- EXERCISE DETAILS: Pull every line with the word "your" out of the entries below.

- INFORMATION:
↓

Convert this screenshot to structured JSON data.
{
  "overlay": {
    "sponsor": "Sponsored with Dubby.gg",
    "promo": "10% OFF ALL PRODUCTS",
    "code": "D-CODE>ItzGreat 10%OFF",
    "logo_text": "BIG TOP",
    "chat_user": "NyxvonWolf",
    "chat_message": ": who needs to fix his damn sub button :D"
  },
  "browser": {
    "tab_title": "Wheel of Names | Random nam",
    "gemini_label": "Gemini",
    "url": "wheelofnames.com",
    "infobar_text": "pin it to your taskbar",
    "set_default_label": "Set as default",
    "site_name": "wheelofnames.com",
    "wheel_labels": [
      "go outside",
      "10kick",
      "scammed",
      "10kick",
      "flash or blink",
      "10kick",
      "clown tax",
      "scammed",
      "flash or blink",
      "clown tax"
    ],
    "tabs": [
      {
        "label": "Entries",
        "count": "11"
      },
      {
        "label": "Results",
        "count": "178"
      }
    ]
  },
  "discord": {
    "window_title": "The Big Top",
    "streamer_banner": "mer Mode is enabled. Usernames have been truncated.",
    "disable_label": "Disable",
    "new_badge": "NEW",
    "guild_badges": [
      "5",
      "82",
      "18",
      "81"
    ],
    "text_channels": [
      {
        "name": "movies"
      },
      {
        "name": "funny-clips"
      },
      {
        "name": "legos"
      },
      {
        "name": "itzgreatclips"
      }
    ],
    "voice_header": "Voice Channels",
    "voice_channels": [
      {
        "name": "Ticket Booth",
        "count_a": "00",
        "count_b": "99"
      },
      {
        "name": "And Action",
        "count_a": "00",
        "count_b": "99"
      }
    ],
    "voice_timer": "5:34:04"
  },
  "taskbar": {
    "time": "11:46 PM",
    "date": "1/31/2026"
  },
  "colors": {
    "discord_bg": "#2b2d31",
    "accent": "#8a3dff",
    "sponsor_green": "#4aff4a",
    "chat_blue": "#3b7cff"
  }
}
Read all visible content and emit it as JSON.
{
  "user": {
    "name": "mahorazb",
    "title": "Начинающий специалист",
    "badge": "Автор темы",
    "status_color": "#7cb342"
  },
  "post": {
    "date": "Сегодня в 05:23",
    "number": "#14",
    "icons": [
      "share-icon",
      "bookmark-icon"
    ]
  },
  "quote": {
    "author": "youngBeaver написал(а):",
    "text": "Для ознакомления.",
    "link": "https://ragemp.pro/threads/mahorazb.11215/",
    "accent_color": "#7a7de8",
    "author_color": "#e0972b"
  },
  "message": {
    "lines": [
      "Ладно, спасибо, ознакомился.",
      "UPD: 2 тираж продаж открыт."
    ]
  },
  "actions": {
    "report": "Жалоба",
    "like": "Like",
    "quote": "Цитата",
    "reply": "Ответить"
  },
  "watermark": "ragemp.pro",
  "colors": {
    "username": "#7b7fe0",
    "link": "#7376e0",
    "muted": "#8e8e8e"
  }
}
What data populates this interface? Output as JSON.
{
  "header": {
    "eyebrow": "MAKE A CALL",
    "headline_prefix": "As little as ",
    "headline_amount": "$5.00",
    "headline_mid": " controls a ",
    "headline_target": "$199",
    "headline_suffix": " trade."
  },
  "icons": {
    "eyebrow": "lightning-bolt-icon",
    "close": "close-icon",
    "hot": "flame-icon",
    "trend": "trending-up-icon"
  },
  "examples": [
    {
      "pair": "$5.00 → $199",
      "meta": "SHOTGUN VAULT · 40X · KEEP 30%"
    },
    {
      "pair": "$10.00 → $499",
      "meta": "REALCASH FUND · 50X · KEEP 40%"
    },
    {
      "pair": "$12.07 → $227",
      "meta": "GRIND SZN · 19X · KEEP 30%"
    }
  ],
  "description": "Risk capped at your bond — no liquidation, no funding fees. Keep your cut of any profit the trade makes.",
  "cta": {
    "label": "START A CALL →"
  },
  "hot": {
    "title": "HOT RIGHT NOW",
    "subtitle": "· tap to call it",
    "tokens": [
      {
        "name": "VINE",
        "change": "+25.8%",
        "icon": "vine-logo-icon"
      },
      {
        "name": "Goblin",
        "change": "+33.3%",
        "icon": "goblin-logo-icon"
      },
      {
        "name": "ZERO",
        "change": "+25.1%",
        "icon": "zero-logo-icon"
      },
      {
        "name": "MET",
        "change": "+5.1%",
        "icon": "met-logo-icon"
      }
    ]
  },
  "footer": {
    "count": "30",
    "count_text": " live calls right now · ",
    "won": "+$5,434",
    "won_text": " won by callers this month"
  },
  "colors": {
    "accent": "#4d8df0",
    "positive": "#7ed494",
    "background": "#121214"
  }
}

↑

- SOLUTION FOR THIS EXERCISE:
    "infobar_text": "pin it to your taskbar",
  "description": "Risk capped at your bond — no liquidation, no funding fees. Keep your cut of any profit the trade makes.",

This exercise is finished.